The department is also working extensively in the areas of cyber security and homeland defense. Reliable and secure voice and data communications are important in mission success and in providing assurances to the public. Electromagnetic wave analysis regarding fallout may become necessary after a physical attack. Computer information security, high-speed intrusion detection, problem identification, reliable high-speed network design and redundancy are all important for cyber attack prevention; computer engineering faculty work with the Center for Infrastructure Assurance and Security in these efforts. Target analysis and radar signature identification help identify and track friends or foes.
Wireless communications that are hardened for recovery efforts are of great interest. An understanding of health physics is of particular importance in the case of nuclear and biological attack, and bio-MEMS (micro electromechanical systems) are used increasingly in health monitoring in such instances. Additionally, the doctoral program in Electrical Engineering focuses on communications, control, signal processing, and computers.
Mechanical engineering faculty are working on topics such as nanotechnology and biomechanical systems, micro-electro-mechanical systems, nano-electro-mechanical systems, and mechatronics.
Civil engineering faculty work with the Texas Department of Transportation to provide measures to improve truck safety, to develop methods and materials to accelerate construction and opening of PCC pavements, and to establish processes for equipment replacement.
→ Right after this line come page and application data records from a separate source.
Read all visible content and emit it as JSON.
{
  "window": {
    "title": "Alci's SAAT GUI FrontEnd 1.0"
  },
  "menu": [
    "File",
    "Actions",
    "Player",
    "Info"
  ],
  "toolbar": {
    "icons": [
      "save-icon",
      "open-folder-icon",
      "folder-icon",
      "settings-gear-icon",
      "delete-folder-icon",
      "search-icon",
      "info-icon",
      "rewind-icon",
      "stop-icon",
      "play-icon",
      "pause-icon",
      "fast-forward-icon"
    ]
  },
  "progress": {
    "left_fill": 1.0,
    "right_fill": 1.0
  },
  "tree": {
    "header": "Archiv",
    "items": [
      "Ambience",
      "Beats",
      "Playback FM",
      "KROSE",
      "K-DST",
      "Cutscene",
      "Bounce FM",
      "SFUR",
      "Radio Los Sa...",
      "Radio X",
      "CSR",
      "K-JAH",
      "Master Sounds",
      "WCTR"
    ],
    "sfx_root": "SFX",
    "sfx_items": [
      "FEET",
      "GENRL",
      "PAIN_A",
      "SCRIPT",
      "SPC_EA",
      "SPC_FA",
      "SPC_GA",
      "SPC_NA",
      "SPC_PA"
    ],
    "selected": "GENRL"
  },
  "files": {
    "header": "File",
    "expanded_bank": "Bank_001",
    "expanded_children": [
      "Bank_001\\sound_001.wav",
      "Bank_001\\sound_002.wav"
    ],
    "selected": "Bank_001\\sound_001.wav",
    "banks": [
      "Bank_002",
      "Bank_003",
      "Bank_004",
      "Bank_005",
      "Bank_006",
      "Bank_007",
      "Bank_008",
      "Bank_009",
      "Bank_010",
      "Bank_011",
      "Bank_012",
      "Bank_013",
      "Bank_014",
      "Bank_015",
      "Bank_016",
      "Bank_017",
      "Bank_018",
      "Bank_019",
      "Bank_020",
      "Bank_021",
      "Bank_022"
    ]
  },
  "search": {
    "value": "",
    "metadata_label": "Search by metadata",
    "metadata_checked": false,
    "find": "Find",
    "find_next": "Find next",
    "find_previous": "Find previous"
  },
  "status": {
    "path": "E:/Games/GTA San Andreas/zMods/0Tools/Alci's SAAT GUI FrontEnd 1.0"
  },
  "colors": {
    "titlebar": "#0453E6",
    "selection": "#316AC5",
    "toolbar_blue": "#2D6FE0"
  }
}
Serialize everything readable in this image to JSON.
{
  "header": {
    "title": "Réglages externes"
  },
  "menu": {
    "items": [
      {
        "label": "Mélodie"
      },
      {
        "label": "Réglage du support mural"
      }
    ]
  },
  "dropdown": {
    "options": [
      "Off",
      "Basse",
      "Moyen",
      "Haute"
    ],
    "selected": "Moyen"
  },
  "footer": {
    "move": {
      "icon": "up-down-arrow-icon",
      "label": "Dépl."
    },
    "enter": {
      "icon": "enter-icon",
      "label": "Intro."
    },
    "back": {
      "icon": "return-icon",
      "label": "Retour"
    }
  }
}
Additionally, transportation engineering and infrastructure management research allows for optimization and redundancy in transportation systems.
Working with the Center for Water Research, additional research into water quality and the more efficient use of water is being conducted. The new doctoral program in Environmental Science and Engineering emphasizes natural resources, and engineering faculty work with geologists, environmental scientists, chemists, and hydrogeologists. Research areas include environmental analysis, restoration, and water resource research focuses on recovery and remediation, especially in understanding the fate and transport of surface and groundwater pollutants.
Biomedical engineering faculty work on topics such as the contribution of Type I collagen to mechanical properties of bone, importance of permeability in tissue engineering scaffolds, post-yield behavior of cortical bone, strengthening bioresorbable polymers, surface modification via formation of organic ultra thin films, and cell proliferation on scaffolds.
The Biotechnology, Sciences and Engineering building opened in 2006, and hosts new opportunities for engineering students. The building has also received recognition in the architecture community for its design and purpose. The offices of biotechnology, civil engineering, and electrical engineering department members are located here. Research is being heavily done in the areas of MEMS, photonics, and digital image processing.
The original engineering building offers multiple computer labs, a microcomputer lab, a lab with Sun Microsystems computers for a course in digital systems design, and two labs for students in practical, hands-on courses. The original building serves as the location for the mechanical engineering faculty offices as well.
According to the master plan of UTSA, the university is expecting to receive another large engineering building, and new research facilities located on the east side of the campus by the year 2030. Special housing options would also be available for students doing research for the university.
The newest addition, is the Applied Engineering & Technology (AET) Building. It was recently opened fall of 2009, and includes a student study space, research labs, and interactive learning classrooms.